More terrible is love in Kyiv than magnificent Venetian passions. Butterflies fly light and maculate into bright tapers. Dead...
+
David van Dartel: This Time Tomorrow
Mar 7 – Apr 26, 2024
David van Dartel, acclaimed Dutch Artist, presents a curated selection of his first two captivating and exceptionally successful series,...
+
Truth Told Slant: Contemporary Photography
Mar 1 – Aug 11, 2024
This exhibition will feature the work of five photographers who take unique approaches to documentary photography that challenge the...
+
Alex Webb: Dislocations
Publication
Dislocations presents a contemporary update of Alex Webb’s long out-of-print 1998 book by the same name first published by...
+
Fight Against the Sea Rise
Participatory Public Action by Andrea Stefanelli
Tracing methods typical of conceptual art, of performance and participatory art, Stefanelli seems to welcome the lesson of De...
+
BAM Winter/Spring 2024
Jan 15 – Jun 9, 2024
Experience the power of artistic community with BAM’s program. As bands play, dancers whirl, voices raise, and audience members...
+
International Women’s Day / 2024
Artpil / Prescription .148
Founded over 100 years ago evolving through various names and dates, this fulcrum of women’s rights...
+
Sony World Photography Awards 2024
Winners & Finalists Announced
This diverse selection of photographs in this annual award is a window to the world, revealing fascinating points of...
+
Two Years into Ukraine
ARTPIL / Prescription .147
More terrible is love in Kyiv than magnificent Venetian passions. Butterflies fly light and maculate into bright tapers.
+
  • Aria Dean: Abattoir
    Feb 8 – May 5, 2024
    ICA
    London, UK

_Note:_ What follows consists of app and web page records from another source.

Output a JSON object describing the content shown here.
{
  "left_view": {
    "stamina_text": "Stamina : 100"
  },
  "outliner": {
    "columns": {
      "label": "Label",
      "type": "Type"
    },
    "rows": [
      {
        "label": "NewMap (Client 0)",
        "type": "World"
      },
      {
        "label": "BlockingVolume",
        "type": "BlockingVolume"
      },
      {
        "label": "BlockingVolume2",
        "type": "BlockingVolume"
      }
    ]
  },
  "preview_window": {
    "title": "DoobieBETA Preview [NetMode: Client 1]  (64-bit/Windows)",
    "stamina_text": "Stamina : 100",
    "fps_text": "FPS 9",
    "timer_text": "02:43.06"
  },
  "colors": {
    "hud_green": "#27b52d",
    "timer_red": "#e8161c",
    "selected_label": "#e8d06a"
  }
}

    Aria Dean: Abattoir is the New York-based artist’s first exhibition in the UK. The exhibition of the artist’s recent work explores the foundational relationship between modernity and death on conceptual and material levels. The ICA’s main gallery features Dean’s Abattoir, U.S.A.!, a site-specific film installation with immersive 8-channel sound. The animated film traverses the interior of an empty slaughterhouse. (more…)

  • Zhanna Kadyrova: Border Memory
    Feb 17 – May 5, 2024
    Uppsala Art Museum
    Uppsala, Sweden

    Ukrainian artist Zhanna Kadyrova lets urban materials such as asphalt, concrete and tiles bear witness to history’s many layers of rearrangements, visions and shattered dreams. The artist works in a post-minimalist tradition, and the spatial installations refer both to utopian movements and to how abstraction in art is linked to the modern project. Since Russia’s full-scale invasion in 2022, Kadyrova’s art has focused entirely on psychological and sociological aspects of the war. (more…)

  • Mary Ellen Mark: Encounters
    Publication
    Steidl / C/O Berlin
    International

    The images of American photographer Mary Ellen Mark are icons of documentary and humanistic photography. Focusing her camera on the socially disadvantaged and those on the fringes of society, she told the stories of her protagonists without prejudice. In the context of the emerging women’s movement in the USA during the 1960s and 70s, and as a freelance photographer at a time when print media was suffering its first major crisis, Mark fought her way to the forefront of female voices in photojournalism. (more…)